Indonesia’s performance at the Council continues
to show mixed results. Its voting record in 2014 highlights progress as well as
regress on various issues addressed by the Council, leaving room for future improvement.
Voting Record in 2016
Voting Record in 2015
Indonesia has maintained a level of engagement on country situations consistent with its performance during the past few years. Encouragingly, it voted in favor of the resolution on Syria and shifted from opposing the resolution on Sri Lanka to abstaining. However, Indonesia voted for an amendment that would have deleted the main operational element of the Sri Lanka resolution, and supported a hostile non-action motion presented by Pakistan to adjourn the vote on the issue. Indonesia abstained on the resolutions on North Korea, Belarus and Ukraine. And it regrettably shifted its vote from abstaining to voting against the resolution renewing the mandate of the Special Rapporteur on Iran, raising questions about the consistency of its approach.
Indonesia supported all resolutions focusing on the human rights situation in Palestine and other occupied Arab territories.
By co-sponsoring a significant number of resolutions under Item 10, Indonesia demonstrated a general openness to the Council’s work on country situations. It also supported the convening of two special sessions in 2014, one on the conflict in Gaza and another on the situation in Iraq. Indonesia rarely intervened in country-specific debates other than those on Palestine, and when it did intervene on other situations, it emphasized its support for the principle of states’ cooperation with UN mechanisms, rather than insisting on addressing patterns of abuses.

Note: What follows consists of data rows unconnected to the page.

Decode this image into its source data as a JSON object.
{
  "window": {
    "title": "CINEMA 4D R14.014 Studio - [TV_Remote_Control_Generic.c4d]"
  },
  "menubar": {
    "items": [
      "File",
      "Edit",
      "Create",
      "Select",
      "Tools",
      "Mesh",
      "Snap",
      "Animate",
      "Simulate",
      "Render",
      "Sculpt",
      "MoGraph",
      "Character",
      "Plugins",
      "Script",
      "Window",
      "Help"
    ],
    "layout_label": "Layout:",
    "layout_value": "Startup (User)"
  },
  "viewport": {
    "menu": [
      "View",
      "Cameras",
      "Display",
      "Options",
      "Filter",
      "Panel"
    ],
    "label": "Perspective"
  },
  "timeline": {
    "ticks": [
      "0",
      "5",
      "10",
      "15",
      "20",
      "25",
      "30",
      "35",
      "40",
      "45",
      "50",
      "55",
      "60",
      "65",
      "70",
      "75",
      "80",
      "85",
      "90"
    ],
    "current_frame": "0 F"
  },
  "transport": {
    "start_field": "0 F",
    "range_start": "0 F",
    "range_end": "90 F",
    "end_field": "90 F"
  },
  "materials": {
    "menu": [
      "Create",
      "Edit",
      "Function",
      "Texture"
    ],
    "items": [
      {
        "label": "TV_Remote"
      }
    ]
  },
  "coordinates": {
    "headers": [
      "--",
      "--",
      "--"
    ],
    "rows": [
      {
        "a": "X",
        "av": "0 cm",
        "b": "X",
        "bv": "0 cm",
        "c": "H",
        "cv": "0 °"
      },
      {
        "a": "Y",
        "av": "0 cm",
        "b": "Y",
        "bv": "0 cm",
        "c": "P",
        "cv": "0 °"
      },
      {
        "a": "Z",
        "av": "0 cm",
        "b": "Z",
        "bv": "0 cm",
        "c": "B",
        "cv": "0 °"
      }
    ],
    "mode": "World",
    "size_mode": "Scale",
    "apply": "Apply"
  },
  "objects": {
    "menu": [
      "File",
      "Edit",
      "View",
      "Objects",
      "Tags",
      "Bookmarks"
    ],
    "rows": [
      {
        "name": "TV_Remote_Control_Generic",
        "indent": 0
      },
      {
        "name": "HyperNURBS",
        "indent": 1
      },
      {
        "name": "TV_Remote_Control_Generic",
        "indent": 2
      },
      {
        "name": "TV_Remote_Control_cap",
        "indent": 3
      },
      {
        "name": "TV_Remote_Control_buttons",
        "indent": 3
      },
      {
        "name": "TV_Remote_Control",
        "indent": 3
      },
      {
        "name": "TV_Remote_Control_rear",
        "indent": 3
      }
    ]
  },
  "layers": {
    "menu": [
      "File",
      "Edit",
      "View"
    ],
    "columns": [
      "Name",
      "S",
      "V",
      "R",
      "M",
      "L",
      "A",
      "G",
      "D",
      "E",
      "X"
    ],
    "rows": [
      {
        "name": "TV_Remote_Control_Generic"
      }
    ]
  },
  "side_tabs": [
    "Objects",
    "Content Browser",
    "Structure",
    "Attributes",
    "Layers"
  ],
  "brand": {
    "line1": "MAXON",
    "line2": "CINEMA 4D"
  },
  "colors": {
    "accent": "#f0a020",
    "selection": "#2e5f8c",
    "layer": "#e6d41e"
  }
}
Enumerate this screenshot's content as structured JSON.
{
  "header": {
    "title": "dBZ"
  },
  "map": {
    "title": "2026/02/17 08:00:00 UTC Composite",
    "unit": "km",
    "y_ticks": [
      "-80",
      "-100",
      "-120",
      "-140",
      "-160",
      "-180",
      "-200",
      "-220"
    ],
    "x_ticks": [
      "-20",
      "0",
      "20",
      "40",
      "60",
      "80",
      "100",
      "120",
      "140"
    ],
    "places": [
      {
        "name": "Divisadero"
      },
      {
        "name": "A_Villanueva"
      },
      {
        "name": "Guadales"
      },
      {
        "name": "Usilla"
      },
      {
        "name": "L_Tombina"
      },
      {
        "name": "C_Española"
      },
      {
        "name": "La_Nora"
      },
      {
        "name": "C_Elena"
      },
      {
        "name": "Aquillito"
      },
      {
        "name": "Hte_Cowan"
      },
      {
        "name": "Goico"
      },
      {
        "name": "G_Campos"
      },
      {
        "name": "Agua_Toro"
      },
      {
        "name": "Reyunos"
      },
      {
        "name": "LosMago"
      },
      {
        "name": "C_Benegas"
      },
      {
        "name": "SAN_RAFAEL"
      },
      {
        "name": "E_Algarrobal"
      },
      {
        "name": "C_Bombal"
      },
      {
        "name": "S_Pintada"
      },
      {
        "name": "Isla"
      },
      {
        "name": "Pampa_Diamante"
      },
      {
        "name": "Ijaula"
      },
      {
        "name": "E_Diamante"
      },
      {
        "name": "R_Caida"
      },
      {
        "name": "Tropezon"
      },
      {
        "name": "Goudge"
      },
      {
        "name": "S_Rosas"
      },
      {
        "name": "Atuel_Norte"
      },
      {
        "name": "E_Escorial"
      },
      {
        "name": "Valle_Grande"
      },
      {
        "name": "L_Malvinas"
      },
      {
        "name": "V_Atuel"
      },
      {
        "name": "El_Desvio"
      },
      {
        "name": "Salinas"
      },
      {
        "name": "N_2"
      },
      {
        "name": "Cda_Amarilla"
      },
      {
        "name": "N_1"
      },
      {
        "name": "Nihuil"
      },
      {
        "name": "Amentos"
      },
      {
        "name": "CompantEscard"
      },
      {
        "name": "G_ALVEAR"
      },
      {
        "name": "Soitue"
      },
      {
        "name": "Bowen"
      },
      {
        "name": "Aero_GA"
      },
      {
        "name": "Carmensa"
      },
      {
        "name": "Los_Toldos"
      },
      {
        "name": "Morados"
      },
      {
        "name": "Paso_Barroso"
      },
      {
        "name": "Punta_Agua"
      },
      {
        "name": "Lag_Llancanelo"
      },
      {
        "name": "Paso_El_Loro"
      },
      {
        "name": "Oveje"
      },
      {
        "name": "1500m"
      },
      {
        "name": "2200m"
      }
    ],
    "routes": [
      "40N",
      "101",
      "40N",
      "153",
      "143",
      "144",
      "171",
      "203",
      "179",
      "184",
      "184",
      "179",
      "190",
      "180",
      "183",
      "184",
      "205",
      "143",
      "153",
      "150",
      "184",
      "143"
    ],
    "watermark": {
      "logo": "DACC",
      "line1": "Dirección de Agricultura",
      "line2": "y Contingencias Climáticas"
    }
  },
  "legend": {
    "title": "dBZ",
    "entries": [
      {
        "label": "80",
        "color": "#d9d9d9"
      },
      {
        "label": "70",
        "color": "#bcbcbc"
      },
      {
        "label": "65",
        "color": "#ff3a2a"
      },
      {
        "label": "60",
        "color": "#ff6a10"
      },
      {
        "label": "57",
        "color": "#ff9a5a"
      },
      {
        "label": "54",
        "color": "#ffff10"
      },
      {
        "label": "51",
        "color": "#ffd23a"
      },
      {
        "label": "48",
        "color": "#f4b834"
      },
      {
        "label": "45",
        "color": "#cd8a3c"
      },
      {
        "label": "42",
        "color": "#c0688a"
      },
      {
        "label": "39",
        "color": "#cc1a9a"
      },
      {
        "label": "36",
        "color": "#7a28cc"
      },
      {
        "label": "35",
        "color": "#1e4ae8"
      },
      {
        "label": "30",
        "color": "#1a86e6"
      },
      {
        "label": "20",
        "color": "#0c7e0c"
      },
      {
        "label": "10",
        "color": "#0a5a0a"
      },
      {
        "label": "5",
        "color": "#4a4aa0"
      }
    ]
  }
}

Given that Indonesia was re-elected for a second consecutive membership term at the Council for 2015-2017, it should take steps to improve its contribution to the Human Rights Council’s country-specific debates. Indonesia should move away from an approach that too often continues to promote the principle of non-interference to the detriment of human rights protection. It should be more supportive of the Council’s action to address situations of egregious violations, like in North Korea and Iran, use its membership at the Council to press for concrete reforms, and be more vocal during country-specific debates of the Council.
Voting record in 2014
Support for key joint statements in 2014
Indonesia took some positive steps to improve its overall voting record on country situations in the Council, in particular by supporting the Council's action on Syria.
Prior to 2011, Indonesia had systematically voted against all country-specific resolutions put to the vote in the Council. From August 2011 on, however, Indonesia voted in favor of 10 out of 11 resolutions focusing on the Syrian human rights crisis. During this period, Indonesia also abstained on resolutions on Iran and Belarus, rather than voting no. But Indonesia fell back to its negative stance on Sri Lanka, and voted against the Council's resolutions on accountability in that country.
Indonesia voted in favor of all the resolutions focusing on the human rights situation in Palestine and other occupied Arab territories.
Indonesia did not support any of the key joint statements made at the Council on country situations.
Indonesia co-sponsored 34 country-specific resolutions under agenda items 1, 7 and 10 on technical cooperation in the Council.
engaged on many of the Council's debates on country-specific situations. Indonesia
also played an
active role in negotiations concerning ASEAN countries, such as Burma and
Cambodia. In these resolutions, Indonesia often advocated for weakening
language on violations and strengthening language on progress in these
countries. For example, in deference to Burmese authorities, Indonesia argued
against the adoption of a resolution on the situation of the ethnic Rohingya minority in Burma
in June 2013, arguing that it was too soon to act. However, the Islamic
Conference as a whole pushed for a compromise solution in which the Council
adopted a presidential statement on attacks on Muslims in Burma. The statement urged
the Burmese authorities to immediately put an end to all acts of violence based
on religion and to ensure accountability and end impunity for such abuses.Indonesia
should not use its regional leadership to shield countries from criticism on
well-documented human rights concerns, but rather use the Council's country-specific
debates to press them to engage in much needed reforms.